[Records from a data source]
□ □ □ □ □
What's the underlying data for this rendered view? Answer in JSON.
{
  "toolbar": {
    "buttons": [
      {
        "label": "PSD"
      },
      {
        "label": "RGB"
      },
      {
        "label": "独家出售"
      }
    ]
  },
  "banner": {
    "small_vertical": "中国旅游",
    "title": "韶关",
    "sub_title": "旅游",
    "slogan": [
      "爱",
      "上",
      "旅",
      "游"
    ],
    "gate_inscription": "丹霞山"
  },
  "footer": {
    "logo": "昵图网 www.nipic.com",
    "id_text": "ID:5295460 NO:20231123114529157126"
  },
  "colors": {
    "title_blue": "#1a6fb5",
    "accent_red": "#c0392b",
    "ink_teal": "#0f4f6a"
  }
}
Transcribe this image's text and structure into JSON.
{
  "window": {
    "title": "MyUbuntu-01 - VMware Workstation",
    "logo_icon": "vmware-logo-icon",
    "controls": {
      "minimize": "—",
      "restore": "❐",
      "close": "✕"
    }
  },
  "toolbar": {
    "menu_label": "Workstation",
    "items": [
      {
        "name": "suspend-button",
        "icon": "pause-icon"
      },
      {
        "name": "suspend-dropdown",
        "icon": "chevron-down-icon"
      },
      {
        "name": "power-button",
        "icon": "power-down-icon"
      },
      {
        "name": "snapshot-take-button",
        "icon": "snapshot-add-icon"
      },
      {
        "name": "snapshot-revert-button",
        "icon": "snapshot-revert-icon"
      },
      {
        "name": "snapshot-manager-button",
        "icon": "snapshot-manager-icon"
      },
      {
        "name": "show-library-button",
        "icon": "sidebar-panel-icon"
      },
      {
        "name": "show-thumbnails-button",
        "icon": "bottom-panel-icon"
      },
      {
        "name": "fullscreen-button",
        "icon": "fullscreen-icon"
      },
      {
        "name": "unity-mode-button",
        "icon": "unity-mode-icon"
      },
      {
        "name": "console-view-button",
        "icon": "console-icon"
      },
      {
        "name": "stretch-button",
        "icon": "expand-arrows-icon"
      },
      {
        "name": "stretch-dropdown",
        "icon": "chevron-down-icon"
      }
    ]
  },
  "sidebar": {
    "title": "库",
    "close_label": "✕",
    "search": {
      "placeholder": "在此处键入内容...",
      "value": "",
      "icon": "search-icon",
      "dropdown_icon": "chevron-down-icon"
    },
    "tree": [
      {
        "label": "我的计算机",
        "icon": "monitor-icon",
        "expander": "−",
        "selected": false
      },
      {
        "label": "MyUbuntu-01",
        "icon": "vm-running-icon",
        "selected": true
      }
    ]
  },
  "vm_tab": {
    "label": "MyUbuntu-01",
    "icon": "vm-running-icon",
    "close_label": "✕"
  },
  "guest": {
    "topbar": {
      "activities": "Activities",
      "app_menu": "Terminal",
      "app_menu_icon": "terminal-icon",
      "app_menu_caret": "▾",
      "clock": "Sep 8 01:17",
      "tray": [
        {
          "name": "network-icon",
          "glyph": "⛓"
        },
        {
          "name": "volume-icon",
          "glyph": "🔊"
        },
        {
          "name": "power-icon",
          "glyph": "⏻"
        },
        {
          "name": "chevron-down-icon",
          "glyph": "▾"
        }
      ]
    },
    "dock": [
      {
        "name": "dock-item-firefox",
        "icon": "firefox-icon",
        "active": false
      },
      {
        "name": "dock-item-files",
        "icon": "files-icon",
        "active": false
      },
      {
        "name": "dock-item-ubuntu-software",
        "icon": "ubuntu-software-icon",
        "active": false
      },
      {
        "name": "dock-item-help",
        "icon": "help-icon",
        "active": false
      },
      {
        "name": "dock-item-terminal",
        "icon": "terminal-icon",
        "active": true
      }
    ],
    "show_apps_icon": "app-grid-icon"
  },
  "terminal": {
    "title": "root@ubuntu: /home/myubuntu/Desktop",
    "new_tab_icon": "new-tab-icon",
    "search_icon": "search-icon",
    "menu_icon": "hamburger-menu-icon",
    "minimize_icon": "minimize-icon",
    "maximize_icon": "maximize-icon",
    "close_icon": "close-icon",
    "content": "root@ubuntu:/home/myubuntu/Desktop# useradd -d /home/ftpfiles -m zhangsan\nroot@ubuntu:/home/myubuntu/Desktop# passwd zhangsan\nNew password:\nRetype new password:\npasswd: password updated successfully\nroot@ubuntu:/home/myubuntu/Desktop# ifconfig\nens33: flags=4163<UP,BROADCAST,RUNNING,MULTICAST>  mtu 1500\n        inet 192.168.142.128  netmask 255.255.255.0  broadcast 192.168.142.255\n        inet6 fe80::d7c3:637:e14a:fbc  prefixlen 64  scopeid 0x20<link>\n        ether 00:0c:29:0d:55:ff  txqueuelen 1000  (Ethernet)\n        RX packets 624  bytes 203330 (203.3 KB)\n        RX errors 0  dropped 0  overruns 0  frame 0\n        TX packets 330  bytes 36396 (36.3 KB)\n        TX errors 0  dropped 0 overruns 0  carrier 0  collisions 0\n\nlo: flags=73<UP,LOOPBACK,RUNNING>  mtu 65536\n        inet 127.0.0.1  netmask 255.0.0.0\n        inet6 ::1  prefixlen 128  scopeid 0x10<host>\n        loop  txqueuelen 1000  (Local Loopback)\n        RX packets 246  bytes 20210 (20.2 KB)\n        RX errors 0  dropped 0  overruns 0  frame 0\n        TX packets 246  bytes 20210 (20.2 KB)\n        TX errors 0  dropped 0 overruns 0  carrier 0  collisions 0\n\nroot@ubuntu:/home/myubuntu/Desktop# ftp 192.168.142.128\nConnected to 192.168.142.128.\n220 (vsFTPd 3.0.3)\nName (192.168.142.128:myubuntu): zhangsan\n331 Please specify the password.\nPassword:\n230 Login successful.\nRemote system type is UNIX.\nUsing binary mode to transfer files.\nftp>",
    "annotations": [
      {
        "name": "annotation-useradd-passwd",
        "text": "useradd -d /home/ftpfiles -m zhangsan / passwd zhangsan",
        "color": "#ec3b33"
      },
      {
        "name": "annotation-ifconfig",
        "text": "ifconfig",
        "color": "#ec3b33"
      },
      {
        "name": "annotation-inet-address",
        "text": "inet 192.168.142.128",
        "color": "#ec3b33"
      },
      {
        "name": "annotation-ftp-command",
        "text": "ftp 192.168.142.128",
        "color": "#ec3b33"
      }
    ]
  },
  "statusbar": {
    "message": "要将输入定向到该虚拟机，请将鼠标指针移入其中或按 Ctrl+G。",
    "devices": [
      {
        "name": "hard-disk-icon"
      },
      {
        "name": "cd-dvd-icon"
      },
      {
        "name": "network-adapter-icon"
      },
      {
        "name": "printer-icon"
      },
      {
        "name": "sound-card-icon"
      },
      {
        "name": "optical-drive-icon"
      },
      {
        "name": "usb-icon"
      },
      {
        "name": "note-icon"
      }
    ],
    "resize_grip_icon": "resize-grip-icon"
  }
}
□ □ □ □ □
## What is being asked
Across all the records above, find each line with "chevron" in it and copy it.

## Solution to the problem
        "icon": "chevron-down-icon"
        "icon": "chevron-down-icon"
      "dropdown_icon": "chevron-down-icon"
          "name": "chevron-down-icon",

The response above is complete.